Scan the entries below. Report each line where the string "JSON" occurs.

DATASET EXTRACT section start

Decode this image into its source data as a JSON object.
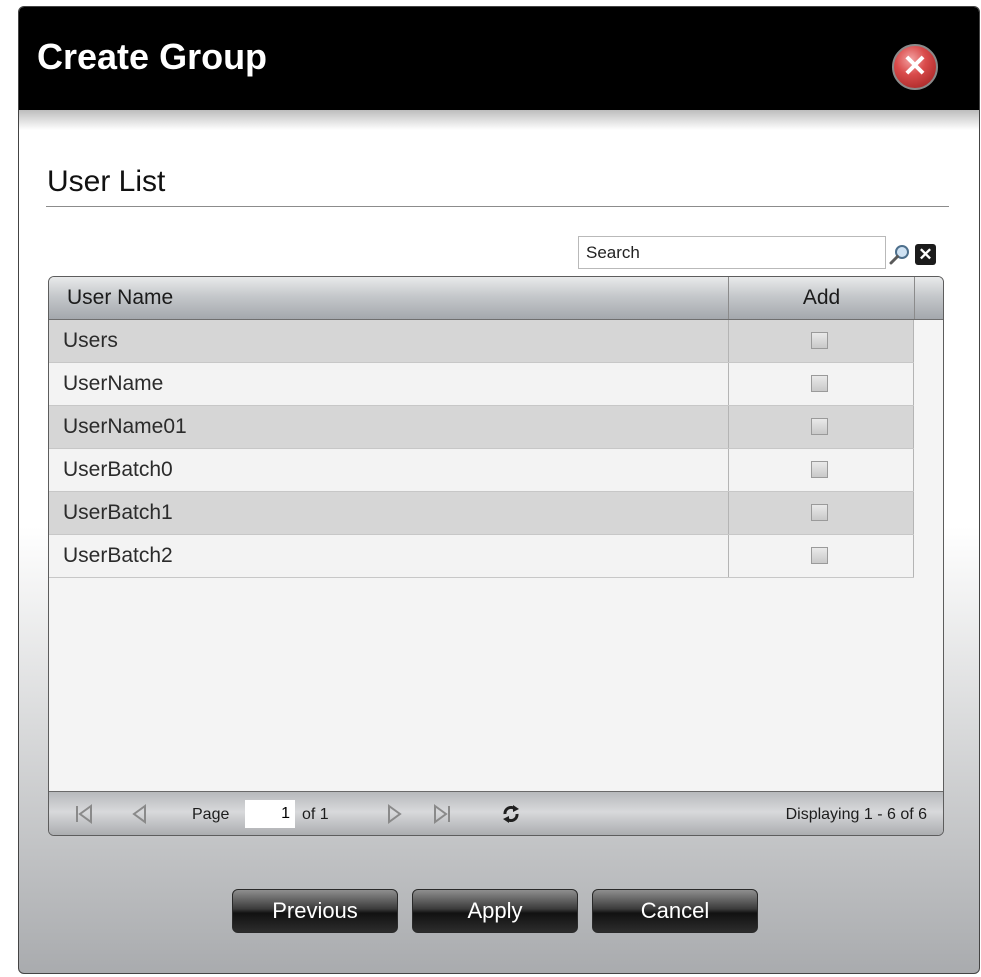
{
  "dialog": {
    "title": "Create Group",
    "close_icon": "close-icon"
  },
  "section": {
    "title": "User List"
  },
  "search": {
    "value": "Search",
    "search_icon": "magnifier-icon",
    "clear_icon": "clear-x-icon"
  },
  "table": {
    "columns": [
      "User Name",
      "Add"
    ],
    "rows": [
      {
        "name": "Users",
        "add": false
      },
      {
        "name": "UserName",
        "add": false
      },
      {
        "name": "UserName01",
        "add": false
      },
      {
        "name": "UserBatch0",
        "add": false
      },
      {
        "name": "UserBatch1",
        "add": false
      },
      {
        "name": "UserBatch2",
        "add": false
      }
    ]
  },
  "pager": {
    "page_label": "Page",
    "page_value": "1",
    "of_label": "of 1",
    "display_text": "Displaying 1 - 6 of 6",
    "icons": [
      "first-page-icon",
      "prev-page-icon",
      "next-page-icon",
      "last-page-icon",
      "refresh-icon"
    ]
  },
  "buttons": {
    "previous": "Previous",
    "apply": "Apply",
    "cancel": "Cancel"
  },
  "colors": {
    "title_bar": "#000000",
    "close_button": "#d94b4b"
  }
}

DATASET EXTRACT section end
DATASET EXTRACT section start

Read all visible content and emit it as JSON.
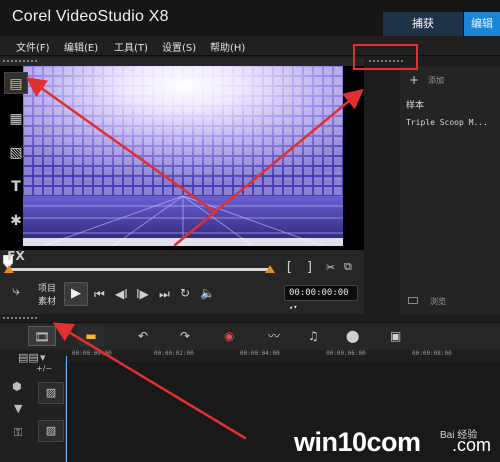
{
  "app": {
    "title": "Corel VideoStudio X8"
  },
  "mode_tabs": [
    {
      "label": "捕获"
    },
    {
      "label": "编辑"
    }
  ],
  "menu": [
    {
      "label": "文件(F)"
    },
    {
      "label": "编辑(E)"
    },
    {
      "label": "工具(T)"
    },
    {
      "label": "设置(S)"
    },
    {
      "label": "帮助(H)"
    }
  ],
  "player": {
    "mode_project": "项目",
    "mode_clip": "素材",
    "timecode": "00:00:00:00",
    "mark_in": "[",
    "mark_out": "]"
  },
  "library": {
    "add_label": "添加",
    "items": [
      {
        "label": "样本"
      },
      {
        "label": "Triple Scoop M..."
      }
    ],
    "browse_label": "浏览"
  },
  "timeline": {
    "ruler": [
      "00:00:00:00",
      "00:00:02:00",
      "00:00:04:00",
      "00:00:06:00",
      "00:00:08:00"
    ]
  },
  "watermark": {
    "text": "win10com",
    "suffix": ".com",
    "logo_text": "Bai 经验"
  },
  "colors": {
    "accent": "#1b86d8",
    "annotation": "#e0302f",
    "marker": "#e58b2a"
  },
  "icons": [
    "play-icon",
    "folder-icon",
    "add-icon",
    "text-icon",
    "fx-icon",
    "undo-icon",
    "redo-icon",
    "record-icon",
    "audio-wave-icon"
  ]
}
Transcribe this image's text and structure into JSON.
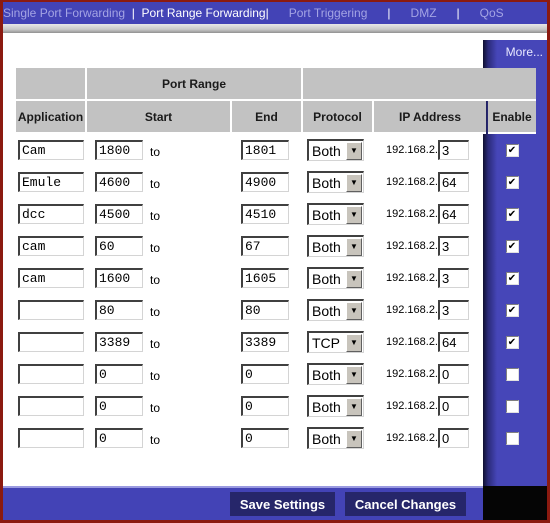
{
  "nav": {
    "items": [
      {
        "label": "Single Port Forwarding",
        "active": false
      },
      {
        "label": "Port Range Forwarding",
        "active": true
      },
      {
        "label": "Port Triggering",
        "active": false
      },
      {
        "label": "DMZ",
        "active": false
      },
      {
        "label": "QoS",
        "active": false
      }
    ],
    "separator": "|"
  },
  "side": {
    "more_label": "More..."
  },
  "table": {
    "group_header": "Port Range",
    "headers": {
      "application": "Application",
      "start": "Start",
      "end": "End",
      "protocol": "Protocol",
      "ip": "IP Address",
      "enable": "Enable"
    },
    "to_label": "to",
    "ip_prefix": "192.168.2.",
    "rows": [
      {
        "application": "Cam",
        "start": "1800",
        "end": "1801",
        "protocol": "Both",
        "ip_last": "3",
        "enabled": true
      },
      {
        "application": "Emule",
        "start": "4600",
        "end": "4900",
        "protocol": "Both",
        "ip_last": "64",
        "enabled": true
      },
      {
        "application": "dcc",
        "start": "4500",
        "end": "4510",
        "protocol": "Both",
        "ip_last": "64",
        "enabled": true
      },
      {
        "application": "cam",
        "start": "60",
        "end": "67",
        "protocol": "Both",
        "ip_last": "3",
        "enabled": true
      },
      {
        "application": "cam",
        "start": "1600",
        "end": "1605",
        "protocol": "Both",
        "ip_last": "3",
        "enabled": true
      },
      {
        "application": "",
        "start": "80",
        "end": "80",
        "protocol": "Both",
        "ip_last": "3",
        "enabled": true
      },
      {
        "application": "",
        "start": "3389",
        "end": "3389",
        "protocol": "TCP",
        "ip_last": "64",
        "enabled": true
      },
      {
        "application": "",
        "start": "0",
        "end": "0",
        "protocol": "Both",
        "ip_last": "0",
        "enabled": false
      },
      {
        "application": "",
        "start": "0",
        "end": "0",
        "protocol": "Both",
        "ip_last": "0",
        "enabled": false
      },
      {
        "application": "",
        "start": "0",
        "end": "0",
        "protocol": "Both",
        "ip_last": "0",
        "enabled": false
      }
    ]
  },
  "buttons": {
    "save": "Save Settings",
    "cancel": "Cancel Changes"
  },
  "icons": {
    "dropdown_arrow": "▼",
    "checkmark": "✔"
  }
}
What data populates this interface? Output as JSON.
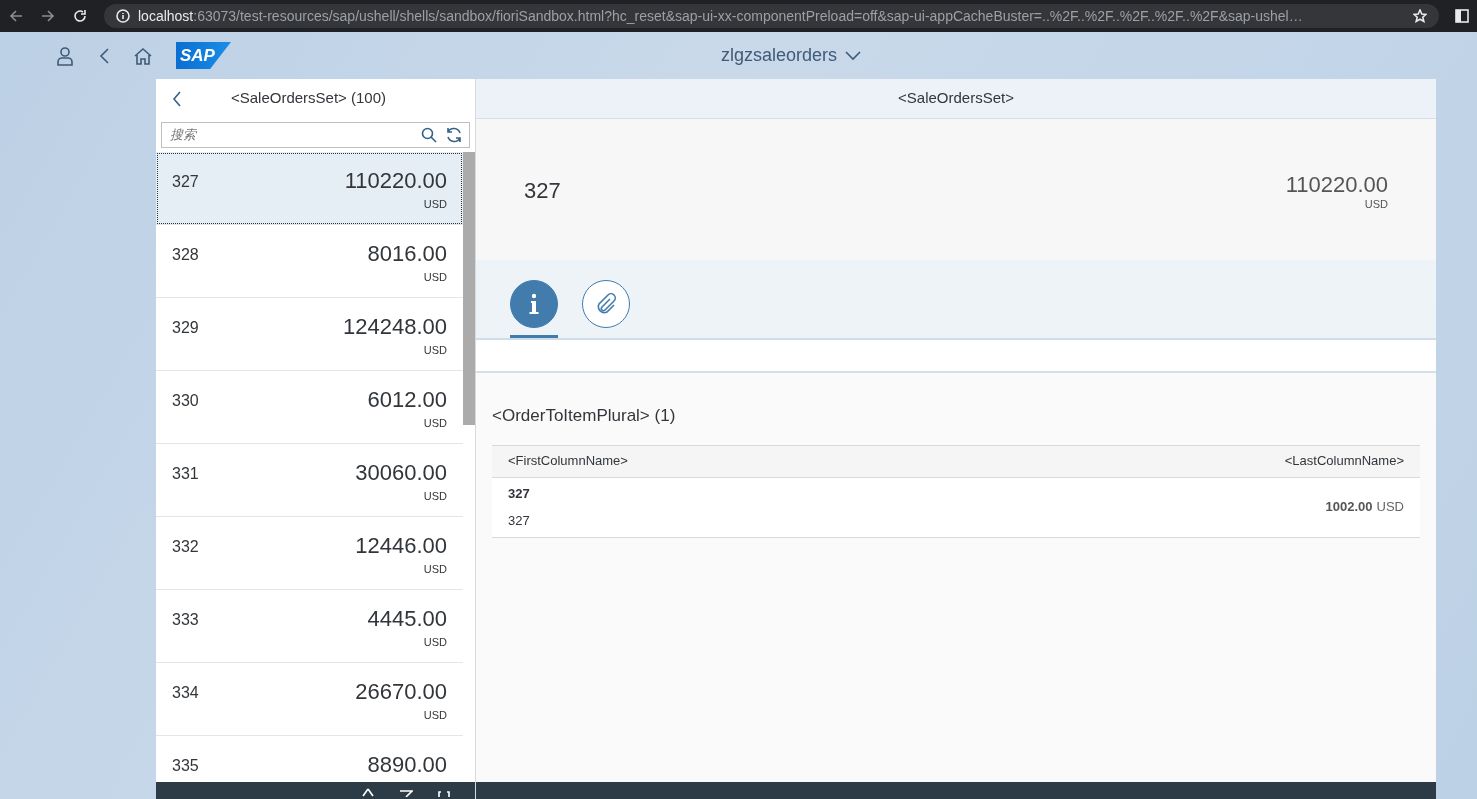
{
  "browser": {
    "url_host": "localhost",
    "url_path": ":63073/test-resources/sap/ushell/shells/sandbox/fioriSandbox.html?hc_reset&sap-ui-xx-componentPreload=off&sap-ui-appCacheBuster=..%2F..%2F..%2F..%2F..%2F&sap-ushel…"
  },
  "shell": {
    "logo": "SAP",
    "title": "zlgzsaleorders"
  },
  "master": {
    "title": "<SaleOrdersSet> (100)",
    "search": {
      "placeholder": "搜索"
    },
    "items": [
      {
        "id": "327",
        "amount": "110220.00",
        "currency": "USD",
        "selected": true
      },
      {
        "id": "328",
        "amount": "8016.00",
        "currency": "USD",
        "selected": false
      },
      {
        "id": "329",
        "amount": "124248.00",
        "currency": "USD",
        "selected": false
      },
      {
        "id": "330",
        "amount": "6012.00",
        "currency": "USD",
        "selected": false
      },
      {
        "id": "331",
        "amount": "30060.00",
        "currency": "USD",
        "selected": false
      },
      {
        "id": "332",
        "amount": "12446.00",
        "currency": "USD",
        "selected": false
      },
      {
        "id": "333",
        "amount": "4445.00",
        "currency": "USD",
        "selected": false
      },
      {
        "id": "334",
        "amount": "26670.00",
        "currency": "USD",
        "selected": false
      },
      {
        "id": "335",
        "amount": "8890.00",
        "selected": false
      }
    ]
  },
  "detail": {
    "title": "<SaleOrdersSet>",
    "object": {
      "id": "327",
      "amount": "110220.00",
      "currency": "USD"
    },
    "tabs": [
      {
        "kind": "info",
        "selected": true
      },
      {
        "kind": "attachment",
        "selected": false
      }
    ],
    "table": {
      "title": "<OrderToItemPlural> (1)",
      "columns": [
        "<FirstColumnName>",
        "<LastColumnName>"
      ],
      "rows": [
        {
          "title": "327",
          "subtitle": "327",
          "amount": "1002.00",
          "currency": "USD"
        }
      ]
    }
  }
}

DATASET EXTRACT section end
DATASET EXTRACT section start

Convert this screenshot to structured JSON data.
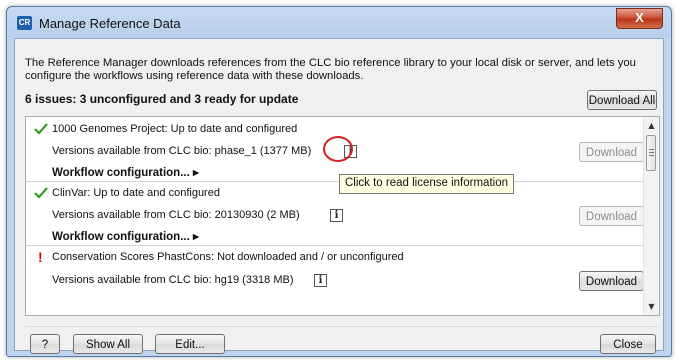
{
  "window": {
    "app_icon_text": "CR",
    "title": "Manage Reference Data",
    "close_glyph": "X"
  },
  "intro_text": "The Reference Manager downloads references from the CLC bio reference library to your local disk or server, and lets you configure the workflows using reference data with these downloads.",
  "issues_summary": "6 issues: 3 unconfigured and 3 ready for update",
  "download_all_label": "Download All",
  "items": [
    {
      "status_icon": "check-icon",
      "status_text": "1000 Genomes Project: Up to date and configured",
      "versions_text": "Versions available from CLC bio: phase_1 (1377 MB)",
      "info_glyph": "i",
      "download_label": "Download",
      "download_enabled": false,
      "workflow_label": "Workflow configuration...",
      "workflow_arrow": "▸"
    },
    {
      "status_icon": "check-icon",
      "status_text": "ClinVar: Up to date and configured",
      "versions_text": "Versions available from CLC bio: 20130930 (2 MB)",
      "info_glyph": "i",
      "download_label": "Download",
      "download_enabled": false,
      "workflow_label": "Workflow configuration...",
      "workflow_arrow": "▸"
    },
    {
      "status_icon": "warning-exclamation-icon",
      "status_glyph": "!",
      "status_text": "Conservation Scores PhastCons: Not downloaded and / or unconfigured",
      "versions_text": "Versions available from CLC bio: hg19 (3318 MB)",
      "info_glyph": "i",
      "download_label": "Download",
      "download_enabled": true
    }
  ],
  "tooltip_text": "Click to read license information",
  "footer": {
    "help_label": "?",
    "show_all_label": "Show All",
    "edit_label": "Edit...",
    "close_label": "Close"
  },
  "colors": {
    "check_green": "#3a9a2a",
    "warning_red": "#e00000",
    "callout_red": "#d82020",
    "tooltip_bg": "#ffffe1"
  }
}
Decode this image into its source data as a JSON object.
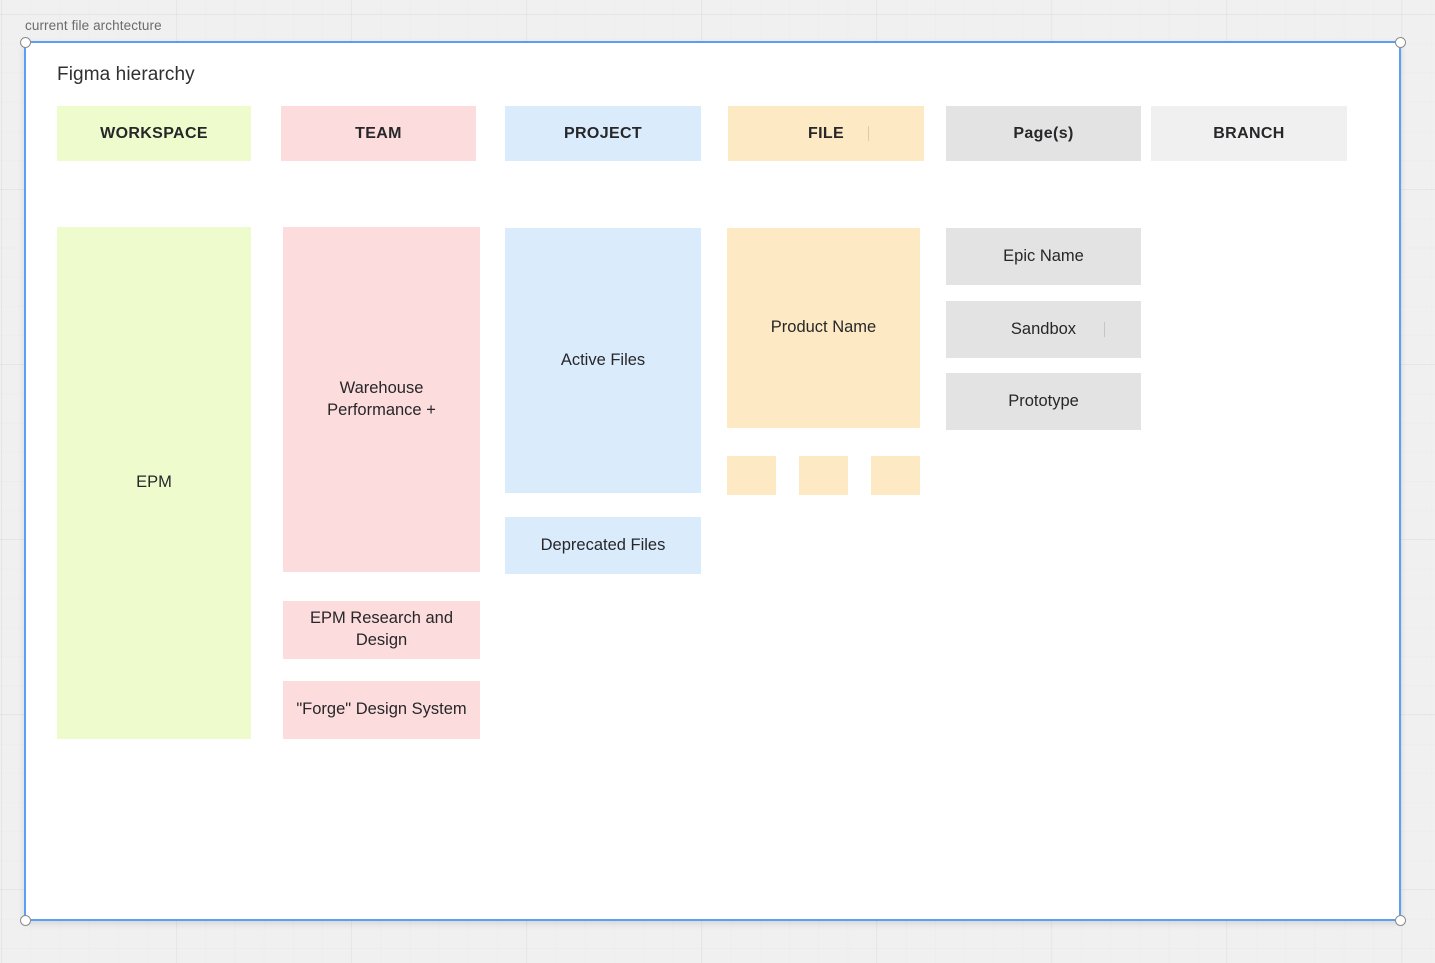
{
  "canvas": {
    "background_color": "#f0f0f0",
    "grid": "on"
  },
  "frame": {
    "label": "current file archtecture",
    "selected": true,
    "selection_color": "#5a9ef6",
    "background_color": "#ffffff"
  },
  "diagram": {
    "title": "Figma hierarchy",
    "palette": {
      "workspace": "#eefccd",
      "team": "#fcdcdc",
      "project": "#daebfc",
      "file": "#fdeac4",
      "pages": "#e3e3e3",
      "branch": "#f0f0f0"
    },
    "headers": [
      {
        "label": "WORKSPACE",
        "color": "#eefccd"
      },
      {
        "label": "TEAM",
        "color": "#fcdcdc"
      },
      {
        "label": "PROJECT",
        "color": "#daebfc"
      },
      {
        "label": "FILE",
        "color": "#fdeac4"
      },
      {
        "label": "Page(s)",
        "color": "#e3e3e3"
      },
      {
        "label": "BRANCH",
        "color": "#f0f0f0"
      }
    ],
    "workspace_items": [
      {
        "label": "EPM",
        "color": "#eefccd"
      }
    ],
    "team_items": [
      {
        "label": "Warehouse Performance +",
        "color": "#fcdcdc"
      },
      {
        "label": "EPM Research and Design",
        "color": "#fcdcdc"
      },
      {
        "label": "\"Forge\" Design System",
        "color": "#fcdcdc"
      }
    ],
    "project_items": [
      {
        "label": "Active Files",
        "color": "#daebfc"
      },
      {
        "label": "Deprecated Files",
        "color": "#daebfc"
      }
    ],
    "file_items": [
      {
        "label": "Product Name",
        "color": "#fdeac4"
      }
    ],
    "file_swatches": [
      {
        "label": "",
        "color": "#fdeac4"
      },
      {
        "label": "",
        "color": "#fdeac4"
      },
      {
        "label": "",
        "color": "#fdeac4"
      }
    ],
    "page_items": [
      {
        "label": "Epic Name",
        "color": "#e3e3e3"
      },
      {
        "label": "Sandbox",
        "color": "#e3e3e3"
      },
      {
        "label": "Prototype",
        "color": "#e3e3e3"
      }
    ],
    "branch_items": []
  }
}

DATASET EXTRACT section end

■ TASK RESULT ■
Decode this image into its source data as a JSON object.
Read all visible content and emit it as JSON.
Transcribe this image's text and structure into JSON.
What data populates this interface? Output as JSON.
Convert this screenshot to structured JSON data.
Decode this image into its source data as a JSON object.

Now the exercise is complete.